The Roman ruins at night:
time jagged, broken, and stacked
A short, pot-bellied man serenading us,
his head resting upon a barely-stringed instrument,
as if it were a pillow.
Evening sun filtering through doors of the hilltop church
overlooking Firenze, while two boys from Wales
film the day dying below in slow, yellow time.
Floating among purple jellyfish in a Manarola
cove and not getting stung.
Standing on a hidden rock in the middle
of the Mediterranean against the wet chest
of a new husband.
On a boat anchored next to a thin, rocky beach,
a woman dancing a slow tango to only
the sound of blue.
In medieval paintings, skeletons singing in hell
and camels with many heads drinking blood
pouring out of a woman’s mouth.
Swimming by a gondola, a rat
big as a cat.
In St. Mark’s Square, a fat woman
cackling and screaming at the pigeon on her wrist
alongside a hippy mocking the Charleston,
knees knocking, to make his son laugh.
While we lounge on a terrace close to the sky,
A short time later, an elderly couple below
a woman calling her slippery rhythm through
an open window, just before the bells
of the village tower herald the silence

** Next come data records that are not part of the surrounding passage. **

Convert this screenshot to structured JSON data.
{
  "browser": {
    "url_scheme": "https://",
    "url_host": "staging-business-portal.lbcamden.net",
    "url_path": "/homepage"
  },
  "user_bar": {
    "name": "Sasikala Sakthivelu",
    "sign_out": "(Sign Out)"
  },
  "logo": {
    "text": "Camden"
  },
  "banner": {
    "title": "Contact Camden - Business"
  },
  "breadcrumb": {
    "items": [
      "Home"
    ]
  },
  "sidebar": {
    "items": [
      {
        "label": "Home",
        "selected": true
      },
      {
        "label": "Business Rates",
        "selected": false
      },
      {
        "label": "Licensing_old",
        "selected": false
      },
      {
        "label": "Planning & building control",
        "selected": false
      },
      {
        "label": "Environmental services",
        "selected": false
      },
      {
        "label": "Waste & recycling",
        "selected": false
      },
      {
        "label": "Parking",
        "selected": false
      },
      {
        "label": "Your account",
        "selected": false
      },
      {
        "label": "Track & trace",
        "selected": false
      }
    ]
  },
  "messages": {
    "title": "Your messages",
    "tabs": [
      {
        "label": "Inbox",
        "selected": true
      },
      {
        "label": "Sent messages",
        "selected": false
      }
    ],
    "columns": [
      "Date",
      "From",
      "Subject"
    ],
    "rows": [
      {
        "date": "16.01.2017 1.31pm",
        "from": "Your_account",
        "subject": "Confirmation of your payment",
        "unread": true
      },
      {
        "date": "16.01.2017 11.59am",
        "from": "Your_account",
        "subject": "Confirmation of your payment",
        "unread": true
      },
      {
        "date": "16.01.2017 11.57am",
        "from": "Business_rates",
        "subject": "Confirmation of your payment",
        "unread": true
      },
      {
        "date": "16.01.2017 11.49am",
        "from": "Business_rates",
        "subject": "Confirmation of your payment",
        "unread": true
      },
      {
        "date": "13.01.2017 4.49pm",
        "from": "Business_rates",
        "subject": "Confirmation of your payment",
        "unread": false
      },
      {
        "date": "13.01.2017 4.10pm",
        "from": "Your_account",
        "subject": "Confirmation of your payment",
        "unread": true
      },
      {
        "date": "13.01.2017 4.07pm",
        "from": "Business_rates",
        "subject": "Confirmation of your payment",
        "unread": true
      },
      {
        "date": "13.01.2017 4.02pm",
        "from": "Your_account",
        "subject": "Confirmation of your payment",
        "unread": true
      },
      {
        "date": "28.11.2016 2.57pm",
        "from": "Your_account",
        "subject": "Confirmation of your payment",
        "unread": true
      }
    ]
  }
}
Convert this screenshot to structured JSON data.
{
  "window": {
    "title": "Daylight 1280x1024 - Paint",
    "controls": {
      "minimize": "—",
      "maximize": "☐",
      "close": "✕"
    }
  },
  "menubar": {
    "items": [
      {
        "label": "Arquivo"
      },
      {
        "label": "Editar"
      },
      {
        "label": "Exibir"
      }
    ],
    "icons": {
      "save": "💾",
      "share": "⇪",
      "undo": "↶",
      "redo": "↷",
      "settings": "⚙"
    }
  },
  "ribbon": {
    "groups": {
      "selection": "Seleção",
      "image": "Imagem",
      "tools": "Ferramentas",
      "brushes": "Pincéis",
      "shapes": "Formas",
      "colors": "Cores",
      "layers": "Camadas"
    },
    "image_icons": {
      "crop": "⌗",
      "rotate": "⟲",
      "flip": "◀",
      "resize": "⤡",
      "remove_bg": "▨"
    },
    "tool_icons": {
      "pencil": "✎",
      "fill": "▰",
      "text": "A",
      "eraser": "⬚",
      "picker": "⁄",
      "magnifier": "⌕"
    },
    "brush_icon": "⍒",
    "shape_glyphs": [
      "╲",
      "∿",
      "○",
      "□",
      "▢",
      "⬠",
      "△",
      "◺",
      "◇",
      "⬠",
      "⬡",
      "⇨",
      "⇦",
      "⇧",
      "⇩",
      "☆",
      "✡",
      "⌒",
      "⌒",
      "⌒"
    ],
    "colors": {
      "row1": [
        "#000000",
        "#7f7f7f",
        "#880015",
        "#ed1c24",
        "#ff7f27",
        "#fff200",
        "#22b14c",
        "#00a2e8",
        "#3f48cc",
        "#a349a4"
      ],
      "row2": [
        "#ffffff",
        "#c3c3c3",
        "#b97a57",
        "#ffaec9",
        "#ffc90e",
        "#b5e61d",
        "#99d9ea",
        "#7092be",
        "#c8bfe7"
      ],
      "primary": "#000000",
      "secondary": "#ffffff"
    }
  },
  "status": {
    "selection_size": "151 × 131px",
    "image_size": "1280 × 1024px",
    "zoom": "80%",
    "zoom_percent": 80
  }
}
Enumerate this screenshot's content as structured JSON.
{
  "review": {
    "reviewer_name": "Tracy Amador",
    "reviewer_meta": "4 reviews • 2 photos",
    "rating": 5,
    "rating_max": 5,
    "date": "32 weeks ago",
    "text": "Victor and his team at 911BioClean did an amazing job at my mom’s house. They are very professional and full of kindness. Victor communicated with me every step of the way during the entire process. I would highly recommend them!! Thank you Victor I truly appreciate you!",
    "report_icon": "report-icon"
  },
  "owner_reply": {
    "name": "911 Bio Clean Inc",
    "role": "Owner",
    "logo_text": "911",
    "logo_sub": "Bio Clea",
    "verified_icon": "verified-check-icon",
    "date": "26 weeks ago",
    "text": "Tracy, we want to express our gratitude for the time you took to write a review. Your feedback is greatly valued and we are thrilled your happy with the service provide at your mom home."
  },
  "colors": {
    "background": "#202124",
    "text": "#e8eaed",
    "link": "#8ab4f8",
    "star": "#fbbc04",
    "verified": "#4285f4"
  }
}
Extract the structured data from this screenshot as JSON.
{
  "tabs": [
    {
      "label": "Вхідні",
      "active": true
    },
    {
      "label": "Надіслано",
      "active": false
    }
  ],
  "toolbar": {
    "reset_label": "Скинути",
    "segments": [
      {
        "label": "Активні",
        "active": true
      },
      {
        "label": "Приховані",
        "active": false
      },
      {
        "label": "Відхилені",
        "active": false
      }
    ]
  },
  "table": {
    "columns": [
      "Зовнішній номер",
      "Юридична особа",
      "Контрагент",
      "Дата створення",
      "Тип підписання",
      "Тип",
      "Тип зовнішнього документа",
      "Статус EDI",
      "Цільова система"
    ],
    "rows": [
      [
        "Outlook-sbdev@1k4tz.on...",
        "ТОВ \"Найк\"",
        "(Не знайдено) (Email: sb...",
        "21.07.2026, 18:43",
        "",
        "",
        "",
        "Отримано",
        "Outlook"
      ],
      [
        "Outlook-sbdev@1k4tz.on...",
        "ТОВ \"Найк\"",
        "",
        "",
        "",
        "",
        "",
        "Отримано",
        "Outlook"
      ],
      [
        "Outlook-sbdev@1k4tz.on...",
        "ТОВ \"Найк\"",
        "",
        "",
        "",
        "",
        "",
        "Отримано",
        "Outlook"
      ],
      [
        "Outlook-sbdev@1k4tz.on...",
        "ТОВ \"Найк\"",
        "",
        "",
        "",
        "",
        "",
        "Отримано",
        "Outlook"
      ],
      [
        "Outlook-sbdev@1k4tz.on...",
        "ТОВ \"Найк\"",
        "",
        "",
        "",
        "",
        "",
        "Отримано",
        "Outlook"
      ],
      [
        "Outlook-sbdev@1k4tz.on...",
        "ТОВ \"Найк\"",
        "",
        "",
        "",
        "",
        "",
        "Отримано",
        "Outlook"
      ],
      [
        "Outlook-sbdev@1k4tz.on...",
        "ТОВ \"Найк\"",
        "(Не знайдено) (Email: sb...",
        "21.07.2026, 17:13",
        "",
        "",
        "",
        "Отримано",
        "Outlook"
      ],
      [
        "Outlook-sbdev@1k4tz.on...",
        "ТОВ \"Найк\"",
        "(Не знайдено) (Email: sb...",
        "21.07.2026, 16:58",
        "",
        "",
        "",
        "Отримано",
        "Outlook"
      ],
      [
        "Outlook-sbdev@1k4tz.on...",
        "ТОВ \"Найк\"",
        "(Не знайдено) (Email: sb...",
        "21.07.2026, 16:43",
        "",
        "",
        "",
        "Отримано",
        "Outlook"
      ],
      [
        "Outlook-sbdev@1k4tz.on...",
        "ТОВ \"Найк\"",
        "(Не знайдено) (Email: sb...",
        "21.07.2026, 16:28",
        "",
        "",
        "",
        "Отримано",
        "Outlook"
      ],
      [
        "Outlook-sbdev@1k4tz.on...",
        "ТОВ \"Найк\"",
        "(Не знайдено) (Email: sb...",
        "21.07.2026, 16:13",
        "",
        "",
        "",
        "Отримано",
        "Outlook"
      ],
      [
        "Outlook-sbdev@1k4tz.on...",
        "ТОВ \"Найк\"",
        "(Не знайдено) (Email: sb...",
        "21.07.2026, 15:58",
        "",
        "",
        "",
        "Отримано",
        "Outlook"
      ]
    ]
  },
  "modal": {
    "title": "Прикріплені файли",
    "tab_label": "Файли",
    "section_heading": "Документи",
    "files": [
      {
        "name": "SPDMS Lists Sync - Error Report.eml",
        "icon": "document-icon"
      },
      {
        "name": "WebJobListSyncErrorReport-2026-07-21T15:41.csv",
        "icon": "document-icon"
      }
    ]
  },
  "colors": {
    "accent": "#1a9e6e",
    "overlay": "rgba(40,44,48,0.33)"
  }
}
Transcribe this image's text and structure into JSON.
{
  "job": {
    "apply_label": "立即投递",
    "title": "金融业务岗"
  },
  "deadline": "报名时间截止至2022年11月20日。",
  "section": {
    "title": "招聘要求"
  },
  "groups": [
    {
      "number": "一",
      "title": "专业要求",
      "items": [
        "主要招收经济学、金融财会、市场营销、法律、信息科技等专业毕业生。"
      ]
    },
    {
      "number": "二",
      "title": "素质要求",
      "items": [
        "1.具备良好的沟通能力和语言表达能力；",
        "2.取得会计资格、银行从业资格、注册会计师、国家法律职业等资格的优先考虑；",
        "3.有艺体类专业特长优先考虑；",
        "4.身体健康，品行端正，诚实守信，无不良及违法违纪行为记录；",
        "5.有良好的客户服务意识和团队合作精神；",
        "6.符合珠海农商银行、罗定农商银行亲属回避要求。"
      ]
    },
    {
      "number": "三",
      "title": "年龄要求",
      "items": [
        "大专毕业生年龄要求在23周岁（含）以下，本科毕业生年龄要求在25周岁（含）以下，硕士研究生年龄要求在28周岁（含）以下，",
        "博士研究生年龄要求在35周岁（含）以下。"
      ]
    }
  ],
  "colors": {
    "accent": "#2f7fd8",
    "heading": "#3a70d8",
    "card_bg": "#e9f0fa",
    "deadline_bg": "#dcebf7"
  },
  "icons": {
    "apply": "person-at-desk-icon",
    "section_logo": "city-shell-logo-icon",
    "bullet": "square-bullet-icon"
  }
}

of the night.
attacking the dirt in their little garden by the sea,
at an hour I normally do not know.